by: Mike Parker
(Thought I’d chime in on the hot topic du jour.)
Looking at the successes of the Baltimore Ravens this year, it’s hard to remember their failures from the previous year. But tell me if this sounds familiar:
The Ravens finished their 2007 season at 5-11. They had their same explosive defensive unit they’ve had this year, led by a ferocious trio of linebackers. The team suffered massive amounts of injuries last year, with key playmakers Ray Lewis and Ed Reed missing significant playing time. Their issues at quarterback also ran deep, with the oft-injured Kyle Boller trying to fill the void left by Steve McNair, who called it a career after a freakish overtime loss to Cleveland in Week 11. The Ravens’ season then took a turn for the worse in Week 16, when they were the only team to save the 2007 Dolphins from becoming the 2008 Lions. To add insult to injury, this happened during the Ravens’ longest losing streak in franchise history.
And all the while, the Ravens seemed as though their reign as the NFL’s best defensive unit was over. Head coach Brian Billick, who took a lot of the blame for shifty play calling and the team’s struggles on offense, announced he would be back next season. That all changed when he was fired weeks later, along with the rest of the coaching staff sans defensive coordinator Rex Ryan.
Then, John Harbaugh, a former defensive backs coach, was announced as the team’s new head coach, thus beginning a total rebuild of the team going into the following season.
Is this ringing any bells so far?
The 2007 Ravens and the 2008 Seahawks look more than a little similar on paper, right down to Harbaugh’s tenure as a defensive backs coach before taking over as head coach. That was the start of their rebuild, just as the Seahawks have started their rebuild with their own defensive backs coach Jim Mora taking the reins. The only difference of course was the move was planned here in Seattle, with some forcible rearranging done in Baltimore. The Ravens went on to draft exactly what they needed in Joe Flacco, who wasn’t even supposed to start this year. Now, only a year later, the Ravens are less than a week away from appearing in the AFC Championship game.
My look at all this, like many other fans this year, is “if they can do it, so can we.” The Ravens found a way to utilize their monster defense again by changing their gameplan around, and their offense was given a spark with Flacco’s emergence as the team’s starting QB. The Seahawks, meanwhile, have the explosive talent required for a big turnaround in place already.
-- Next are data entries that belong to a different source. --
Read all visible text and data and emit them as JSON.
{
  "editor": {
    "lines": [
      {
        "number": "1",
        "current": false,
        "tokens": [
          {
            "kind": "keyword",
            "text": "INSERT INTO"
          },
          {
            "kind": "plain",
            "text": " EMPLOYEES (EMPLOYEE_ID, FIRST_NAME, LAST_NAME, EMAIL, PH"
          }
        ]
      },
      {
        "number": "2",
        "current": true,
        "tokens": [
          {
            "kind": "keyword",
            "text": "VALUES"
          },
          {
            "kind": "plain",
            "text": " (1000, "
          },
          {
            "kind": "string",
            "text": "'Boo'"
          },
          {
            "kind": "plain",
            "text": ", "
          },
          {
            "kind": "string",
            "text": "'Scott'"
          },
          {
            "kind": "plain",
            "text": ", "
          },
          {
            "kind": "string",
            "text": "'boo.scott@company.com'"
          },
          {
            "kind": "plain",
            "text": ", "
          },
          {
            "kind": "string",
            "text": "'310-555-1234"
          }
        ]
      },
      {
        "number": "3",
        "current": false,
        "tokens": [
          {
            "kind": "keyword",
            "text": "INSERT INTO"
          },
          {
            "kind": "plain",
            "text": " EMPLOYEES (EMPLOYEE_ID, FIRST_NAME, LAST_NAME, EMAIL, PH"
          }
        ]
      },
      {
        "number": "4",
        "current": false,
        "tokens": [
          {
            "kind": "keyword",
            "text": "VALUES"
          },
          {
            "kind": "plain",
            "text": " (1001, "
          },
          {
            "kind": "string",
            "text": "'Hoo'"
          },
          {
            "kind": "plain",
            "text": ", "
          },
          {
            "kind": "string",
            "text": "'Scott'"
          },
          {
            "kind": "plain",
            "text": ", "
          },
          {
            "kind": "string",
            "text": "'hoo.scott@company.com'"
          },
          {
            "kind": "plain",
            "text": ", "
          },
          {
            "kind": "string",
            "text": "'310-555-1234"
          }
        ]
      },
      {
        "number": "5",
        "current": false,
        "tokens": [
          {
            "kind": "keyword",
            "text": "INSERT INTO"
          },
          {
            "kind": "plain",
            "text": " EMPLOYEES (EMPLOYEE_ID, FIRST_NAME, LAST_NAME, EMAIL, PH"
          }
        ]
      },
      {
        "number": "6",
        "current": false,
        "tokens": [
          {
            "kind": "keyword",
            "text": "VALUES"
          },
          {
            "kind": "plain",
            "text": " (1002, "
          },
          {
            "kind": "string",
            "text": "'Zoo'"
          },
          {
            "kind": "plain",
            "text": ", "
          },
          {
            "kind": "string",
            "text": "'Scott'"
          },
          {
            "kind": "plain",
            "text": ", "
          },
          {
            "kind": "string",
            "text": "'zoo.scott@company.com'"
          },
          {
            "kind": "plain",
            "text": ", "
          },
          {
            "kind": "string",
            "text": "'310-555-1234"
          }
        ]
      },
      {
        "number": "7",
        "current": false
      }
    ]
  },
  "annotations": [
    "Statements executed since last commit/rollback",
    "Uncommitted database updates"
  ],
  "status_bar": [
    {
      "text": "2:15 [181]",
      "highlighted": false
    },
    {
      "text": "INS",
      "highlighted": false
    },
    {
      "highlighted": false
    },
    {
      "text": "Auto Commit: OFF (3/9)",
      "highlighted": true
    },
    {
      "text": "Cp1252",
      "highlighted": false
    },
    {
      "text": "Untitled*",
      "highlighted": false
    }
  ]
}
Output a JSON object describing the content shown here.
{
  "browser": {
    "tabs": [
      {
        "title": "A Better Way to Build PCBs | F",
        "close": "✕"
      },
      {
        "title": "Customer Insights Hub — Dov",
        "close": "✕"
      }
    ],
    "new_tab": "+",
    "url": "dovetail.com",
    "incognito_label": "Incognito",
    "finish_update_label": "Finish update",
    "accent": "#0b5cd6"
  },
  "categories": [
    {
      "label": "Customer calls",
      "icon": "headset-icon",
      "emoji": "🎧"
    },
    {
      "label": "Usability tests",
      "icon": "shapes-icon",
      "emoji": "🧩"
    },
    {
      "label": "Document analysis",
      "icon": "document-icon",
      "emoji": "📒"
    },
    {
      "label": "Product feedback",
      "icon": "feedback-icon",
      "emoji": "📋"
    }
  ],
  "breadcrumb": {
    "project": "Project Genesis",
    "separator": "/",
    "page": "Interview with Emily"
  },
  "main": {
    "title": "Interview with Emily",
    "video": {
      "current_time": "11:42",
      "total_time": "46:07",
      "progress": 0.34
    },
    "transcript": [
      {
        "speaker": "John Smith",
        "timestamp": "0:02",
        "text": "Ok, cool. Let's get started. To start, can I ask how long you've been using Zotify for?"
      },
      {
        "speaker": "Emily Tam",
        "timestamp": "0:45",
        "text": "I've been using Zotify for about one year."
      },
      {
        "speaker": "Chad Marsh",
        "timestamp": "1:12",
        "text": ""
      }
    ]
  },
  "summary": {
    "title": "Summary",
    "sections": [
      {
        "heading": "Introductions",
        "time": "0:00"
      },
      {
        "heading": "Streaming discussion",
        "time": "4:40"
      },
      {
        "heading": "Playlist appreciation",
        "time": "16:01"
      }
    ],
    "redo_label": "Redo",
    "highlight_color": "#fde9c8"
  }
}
The linebacking corps might not quite be on par with the ferocity of Ray Lewis, the strength of Terrell Suggs or the durability of Bart Scott, but the skills and mastery of the game are as good as anyone else’s in the league.
And since the rebuild has unquestionably worked for Baltimore, there is no reason the Seahawks can’t follow suit. They’re already assembling something exciting in the coaching staff, which was clearly in need of an overhaul. Greg Knapp and Gus Bradley bring a lot of promise and upside to the table, and have the potential to accomplish what John Harbaugh and Rex Ryan have done in Baltimore. And I believe Harbaugh, Ryan and the plethora of talent they’re working with has the right blend of depth, smarts and skills to get them past the Steelers this weekend and into the Super Bowl. Either remaining NFC team would be no match for the Ravens after that.
That’s why I would love to see the Ravens go all the way this year. The Cardinals have been largely carried by Kurt Warner’s stellar performance, but he’s already said retirement is an option he’s considering. And let’s be real for a minute: Matt Leinart is not the long-term solution to Arizona’s long-term playoff hopes. As for Philadelphia, it seems they’ve peaked at the right time, and could be a danger in the desert come Sunday. But I can’t root for the Eagles. I just can’t.
And you will never, ever hear me rooting for the Steelers for anything, anytime, anywhere. Ever.
The Ravens are a great success story this year, and it looks as though they are capable of riding the momentum of their 2008 comeback to a victory in the big game.
And if they can do it, so can we. -END-